=== Your goal ===
A word-for-word copy of the whole listing is the required answer.

((

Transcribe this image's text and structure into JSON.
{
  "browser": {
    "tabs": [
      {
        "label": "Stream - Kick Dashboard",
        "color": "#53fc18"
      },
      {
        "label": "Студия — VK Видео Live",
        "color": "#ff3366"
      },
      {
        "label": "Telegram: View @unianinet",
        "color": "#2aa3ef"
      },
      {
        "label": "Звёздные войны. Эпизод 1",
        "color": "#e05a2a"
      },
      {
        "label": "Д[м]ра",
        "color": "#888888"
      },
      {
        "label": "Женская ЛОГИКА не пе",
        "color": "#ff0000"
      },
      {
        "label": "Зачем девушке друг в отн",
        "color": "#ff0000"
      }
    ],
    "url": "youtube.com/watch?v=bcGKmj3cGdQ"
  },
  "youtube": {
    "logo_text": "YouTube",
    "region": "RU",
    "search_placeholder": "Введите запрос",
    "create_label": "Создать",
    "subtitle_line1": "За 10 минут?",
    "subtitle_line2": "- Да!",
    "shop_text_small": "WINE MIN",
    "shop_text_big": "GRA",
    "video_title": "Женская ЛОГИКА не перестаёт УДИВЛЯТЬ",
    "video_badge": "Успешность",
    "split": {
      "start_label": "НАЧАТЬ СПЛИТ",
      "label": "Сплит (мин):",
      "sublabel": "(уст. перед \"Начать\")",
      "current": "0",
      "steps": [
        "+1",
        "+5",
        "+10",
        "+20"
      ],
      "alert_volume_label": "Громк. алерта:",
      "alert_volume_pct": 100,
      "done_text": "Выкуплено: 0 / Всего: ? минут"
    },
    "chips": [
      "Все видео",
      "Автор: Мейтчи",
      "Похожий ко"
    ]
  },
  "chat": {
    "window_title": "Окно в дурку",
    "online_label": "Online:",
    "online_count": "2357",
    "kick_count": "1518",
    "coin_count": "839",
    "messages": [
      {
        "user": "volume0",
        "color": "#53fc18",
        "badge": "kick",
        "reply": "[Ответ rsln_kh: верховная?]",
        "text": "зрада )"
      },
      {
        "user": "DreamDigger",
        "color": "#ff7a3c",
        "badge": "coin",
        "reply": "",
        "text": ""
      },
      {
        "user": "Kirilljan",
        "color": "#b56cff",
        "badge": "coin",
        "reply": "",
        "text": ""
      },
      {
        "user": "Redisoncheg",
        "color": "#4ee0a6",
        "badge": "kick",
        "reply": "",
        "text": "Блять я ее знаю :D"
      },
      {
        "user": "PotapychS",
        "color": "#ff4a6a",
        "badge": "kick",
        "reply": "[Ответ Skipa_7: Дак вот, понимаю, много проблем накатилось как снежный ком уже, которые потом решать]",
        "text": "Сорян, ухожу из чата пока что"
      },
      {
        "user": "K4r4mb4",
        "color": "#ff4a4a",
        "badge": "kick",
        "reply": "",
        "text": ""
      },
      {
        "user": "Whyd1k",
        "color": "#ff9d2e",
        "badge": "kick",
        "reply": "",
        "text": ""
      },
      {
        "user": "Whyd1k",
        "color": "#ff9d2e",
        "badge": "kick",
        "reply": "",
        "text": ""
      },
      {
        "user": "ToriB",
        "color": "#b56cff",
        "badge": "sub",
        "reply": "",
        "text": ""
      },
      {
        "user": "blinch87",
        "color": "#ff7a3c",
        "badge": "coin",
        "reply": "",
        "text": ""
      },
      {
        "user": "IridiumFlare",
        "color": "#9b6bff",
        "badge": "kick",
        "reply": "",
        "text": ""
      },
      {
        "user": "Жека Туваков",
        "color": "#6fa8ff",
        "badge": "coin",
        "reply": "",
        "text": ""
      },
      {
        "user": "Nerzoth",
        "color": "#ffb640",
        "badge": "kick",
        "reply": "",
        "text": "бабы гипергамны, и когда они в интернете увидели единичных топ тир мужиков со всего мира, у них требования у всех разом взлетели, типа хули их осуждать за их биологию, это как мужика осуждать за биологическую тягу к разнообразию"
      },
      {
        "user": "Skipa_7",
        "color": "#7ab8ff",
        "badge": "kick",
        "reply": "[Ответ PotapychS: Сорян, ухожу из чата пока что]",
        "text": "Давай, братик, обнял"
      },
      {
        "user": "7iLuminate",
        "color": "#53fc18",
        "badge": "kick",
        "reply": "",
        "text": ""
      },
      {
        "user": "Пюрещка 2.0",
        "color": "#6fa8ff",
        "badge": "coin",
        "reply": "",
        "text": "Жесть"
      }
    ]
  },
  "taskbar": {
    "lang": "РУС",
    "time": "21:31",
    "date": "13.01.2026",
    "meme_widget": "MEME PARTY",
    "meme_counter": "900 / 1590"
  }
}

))

=== Task solution ===
Transcribe this image's text and structure into JSON.
{
  "browser": {
    "tabs": [
      {
        "label": "Stream - Kick Dashboard",
        "color": "#53fc18"
      },
      {
        "label": "Студия — VK Видео Live",
        "color": "#ff3366"
      },
      {
        "label": "Telegram: View @unianinet",
        "color": "#2aa3ef"
      },
      {
        "label": "Звёздные войны. Эпизод 1",
        "color": "#e05a2a"
      },
      {
        "label": "Д[м]ра",
        "color": "#888888"
      },
      {
        "label": "Женская ЛОГИКА не пе",
        "color": "#ff0000"
      },
      {
        "label": "Зачем девушке друг в отн",
        "color": "#ff0000"
      }
    ],
    "url": "youtube.com/watch?v=bcGKmj3cGdQ"
  },
  "youtube": {
    "logo_text": "YouTube",
    "region": "RU",
    "search_placeholder": "Введите запрос",
    "create_label": "Создать",
    "subtitle_line1": "За 10 минут?",
    "subtitle_line2": "- Да!",
    "shop_text_small": "WINE MIN",
    "shop_text_big": "GRA",
    "video_title": "Женская ЛОГИКА не перестаёт УДИВЛЯТЬ",
    "video_badge": "Успешность",
    "split": {
      "start_label": "НАЧАТЬ СПЛИТ",
      "label": "Сплит (мин):",
      "sublabel": "(уст. перед \"Начать\")",
      "current": "0",
      "steps": [
        "+1",
        "+5",
        "+10",
        "+20"
      ],
      "alert_volume_label": "Громк. алерта:",
      "alert_volume_pct": 100,
      "done_text": "Выкуплено: 0 / Всего: ? минут"
    },
    "chips": [
      "Все видео",
      "Автор: Мейтчи",
      "Похожий ко"
    ]
  },
  "chat": {
    "window_title": "Окно в дурку",
    "online_label": "Online:",
    "online_count": "2357",
    "kick_count": "1518",
    "coin_count": "839",
    "messages": [
      {
        "user": "volume0",
        "color": "#53fc18",
        "badge": "kick",
        "reply": "[Ответ rsln_kh: верховная?]",
        "text": "зрада )"
      },
      {
        "user": "DreamDigger",
        "color": "#ff7a3c",
        "badge": "coin",
        "reply": "",
        "text": ""
      },
      {
        "user": "Kirilljan",
        "color": "#b56cff",
        "badge": "coin",
        "reply": "",
        "text": ""
      },
      {
        "user": "Redisoncheg",
        "color": "#4ee0a6",
        "badge": "kick",
        "reply": "",
        "text": "Блять я ее знаю :D"
      },
      {
        "user": "PotapychS",
        "color": "#ff4a6a",
        "badge": "kick",
        "reply": "[Ответ Skipa_7: Дак вот, понимаю, много проблем накатилось как снежный ком уже, которые потом решать]",
        "text": "Сорян, ухожу из чата пока что"
      },
      {
        "user": "K4r4mb4",
        "color": "#ff4a4a",
        "badge": "kick",
        "reply": "",
        "text": ""
      },
      {
        "user": "Whyd1k",
        "color": "#ff9d2e",
        "badge": "kick",
        "reply": "",
        "text": ""
      },
      {
        "user": "Whyd1k",
        "color": "#ff9d2e",
        "badge": "kick",
        "reply": "",
        "text": ""
      },
      {
        "user": "ToriB",
        "color": "#b56cff",
        "badge": "sub",
        "reply": "",
        "text": ""
      },
      {
        "user": "blinch87",
        "color": "#ff7a3c",
        "badge": "coin",
        "reply": "",
        "text": ""
      },
      {
        "user": "IridiumFlare",
        "color": "#9b6bff",
        "badge": "kick",
        "reply": "",
        "text": ""
      },
      {
        "user": "Жека Туваков",
        "color": "#6fa8ff",
        "badge": "coin",
        "reply": "",
        "text": ""
      },
      {
        "user": "Nerzoth",
        "color": "#ffb640",
        "badge": "kick",
        "reply": "",
        "text": "бабы гипергамны, и когда они в интернете увидели единичных топ тир мужиков со всего мира, у них требования у всех разом взлетели, типа хули их осуждать за их биологию, это как мужика осуждать за биологическую тягу к разнообразию"
      },
      {
        "user": "Skipa_7",
        "color": "#7ab8ff",
        "badge": "kick",
        "reply": "[Ответ PotapychS: Сорян, ухожу из чата пока что]",
        "text": "Давай, братик, обнял"
      },
      {
        "user": "7iLuminate",
        "color": "#53fc18",
        "badge": "kick",
        "reply": "",
        "text": ""
      },
      {
        "user": "Пюрещка 2.0",
        "color": "#6fa8ff",
        "badge": "coin",
        "reply": "",
        "text": "Жесть"
      }
    ]
  },
  "taskbar": {
    "lang": "РУС",
    "time": "21:31",
    "date": "13.01.2026",
    "meme_widget": "MEME PARTY",
    "meme_counter": "900 / 1590"
  }
}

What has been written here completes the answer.